- India diplomat who touts women’s rights busted for $3 wage to nanny
- MSNBC host Ed Schultz paid $252K by unions in 2012-2013
- Korean War memorial ordered to take down Christian cross
- Billy Graham near death, ‘close to going home to be with the Lord’
- SeaTac, Wash.: City’s new $15 minimum wage heads to court
- Obama mulls support for Islamists in Syria, with conditions
- Obama ‘birther’ theories float, as Hawaii health director killed in crash
- U.S. drone faulted for killing 14 ‘innocent civilians’ at Yemen wedding
- GOP hopes taking shutdown off the table with budget deal will pay dividends
- Chinese Death Star: The moon cited as the perfect launch pad for ballistic missiles
Let’s give 110 percent and take 1 game at a time
MIAMI (AP) - Whether it’s giving 110 percent or taking it one game at a time, you’ve always got to remember it is what it is.
In other words, the formula for winning the game before the game is simple: bring on the clichés!
Notre Dame and Alabama are already winners in that regard, spending the days leading up to the BCS championship talking about a lot of things, all while trying not to say much of anything.
“If you can stick to a script that’s already written, it makes things a lot easier,” Notre Dame offensive lineman Mike Golic Jr. quipped on Saturday. “I have an arsenal of clichés always ready. It’s really helped me out so far.”
With both teams _ every player and coach _ turning out for media day at Sun Life Stadium, the familiar phrases were flowing freely.
Lingering around the podium of Kapron Lewis-Moore, the Fighting Irish’s personable defensive lineman, it didn’t take long to get a rat-tat-tat-tat of banal buzzwords.
_ “To be the best, you’ve got to beat the best.”
_ “We know it’s going to be a four-quarter battle.”
_ “You can’t take anything for granted.”
For players trying to sound coherent about their subject matter, while avoiding the pitfalls of blurting out something contentious, clichés are like a warm, comforting dish whipped up by your mother.

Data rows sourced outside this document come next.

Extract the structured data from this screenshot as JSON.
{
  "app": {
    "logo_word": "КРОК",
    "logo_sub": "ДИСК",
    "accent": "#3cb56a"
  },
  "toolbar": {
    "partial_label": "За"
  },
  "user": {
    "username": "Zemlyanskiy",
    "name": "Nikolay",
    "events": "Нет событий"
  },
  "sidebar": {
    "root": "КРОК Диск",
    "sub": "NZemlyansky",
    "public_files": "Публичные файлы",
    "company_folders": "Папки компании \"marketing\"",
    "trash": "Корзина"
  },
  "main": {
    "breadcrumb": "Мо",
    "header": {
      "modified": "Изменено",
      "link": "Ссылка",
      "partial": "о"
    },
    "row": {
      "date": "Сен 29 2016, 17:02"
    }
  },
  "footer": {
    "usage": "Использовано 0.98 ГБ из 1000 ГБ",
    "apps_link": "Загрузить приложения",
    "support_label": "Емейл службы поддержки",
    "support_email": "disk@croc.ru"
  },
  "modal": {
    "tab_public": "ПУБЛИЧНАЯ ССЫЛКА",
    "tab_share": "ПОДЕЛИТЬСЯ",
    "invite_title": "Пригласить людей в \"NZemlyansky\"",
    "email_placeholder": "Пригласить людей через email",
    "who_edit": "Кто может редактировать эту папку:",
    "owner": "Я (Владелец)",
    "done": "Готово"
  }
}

They make everything OK.
Plus, they aren’t going to be the least bit offensive to the other team because, chances are, they are saying most of the same things.

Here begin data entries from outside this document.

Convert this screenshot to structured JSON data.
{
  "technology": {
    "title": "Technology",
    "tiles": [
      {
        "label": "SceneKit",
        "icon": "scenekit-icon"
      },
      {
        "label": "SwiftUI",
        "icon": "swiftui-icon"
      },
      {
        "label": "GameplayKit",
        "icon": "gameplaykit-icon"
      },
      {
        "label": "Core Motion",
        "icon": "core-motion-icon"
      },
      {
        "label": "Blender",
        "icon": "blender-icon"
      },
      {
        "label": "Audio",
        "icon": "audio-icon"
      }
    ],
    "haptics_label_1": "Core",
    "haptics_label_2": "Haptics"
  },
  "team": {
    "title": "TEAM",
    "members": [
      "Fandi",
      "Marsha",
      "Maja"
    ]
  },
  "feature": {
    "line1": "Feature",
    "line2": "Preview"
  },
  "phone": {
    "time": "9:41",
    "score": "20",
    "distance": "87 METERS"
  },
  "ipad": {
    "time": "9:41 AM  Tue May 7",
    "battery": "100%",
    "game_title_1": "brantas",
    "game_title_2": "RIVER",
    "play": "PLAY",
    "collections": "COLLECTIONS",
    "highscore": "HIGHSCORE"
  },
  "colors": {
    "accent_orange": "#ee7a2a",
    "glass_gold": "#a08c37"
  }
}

“You don’t want to be that guy who gives out bulletin-board material,” Lewis-Moore said.
Alabama coach Nick Saban _ who, if we’re doling out clichés, would certainly qualify as a control freak _ doesn’t take any chances when it comes to making sure his team puts out what he describes as a “positive” message.
If others want to call it bland, well, so be it.
Saban bars freshmen and assistant coaches from talking to the media during the season, an edict he was forced to lift this week because of the BCS mandates that everyone is available at least once before Monday night’s championship game.
By Mangosuthu Buthelezi
Memories of a long brotherhood tempered in common struggle
- House budget bargain faces Senate filibuster; Republicans line up to oppose
- Obama's Afghanistan experts stumped on U.S. death toll, war costs during hearing
- Obama birther theories float, as Hawaii health director killed in crash
- NAPOLITANO: A conspiracy so vast
- PRUDEN: The last living witnesses; they wore the yellow star and remember the Nazi terror
- Echoes of Cold War in Ukraine as Russia tries to rein in former Soviet satellites
- KEENE: James Clapper should resign for lying to Congress
- Kim Jong-un consolidating power or losing grip on North Korea's military
- Comma on!: Twitter erupts over Obama-Castro 'marriage'
- Broncos-Chargers game ends with several stabbings
Independent voices from the The Washington Times Communities
Consummate traveler Todd DeFeo explores the unique stories that make destinations worth going to.
Covering the world of soccer, including the World Cup, Major League Soccer, D.C. United and the English Premier League and other interesting sporting events.
Born in 1930 in rural Missouri, Charles Vandegriffe, Sr., brings his time and place to the Communities.
Columns from Voices around the World talking about the events, people, politics and social issues that concern us wherever, and whoever, we are.
Extraordinary day at Redskins Park
White House pets gone wild!
Let it snow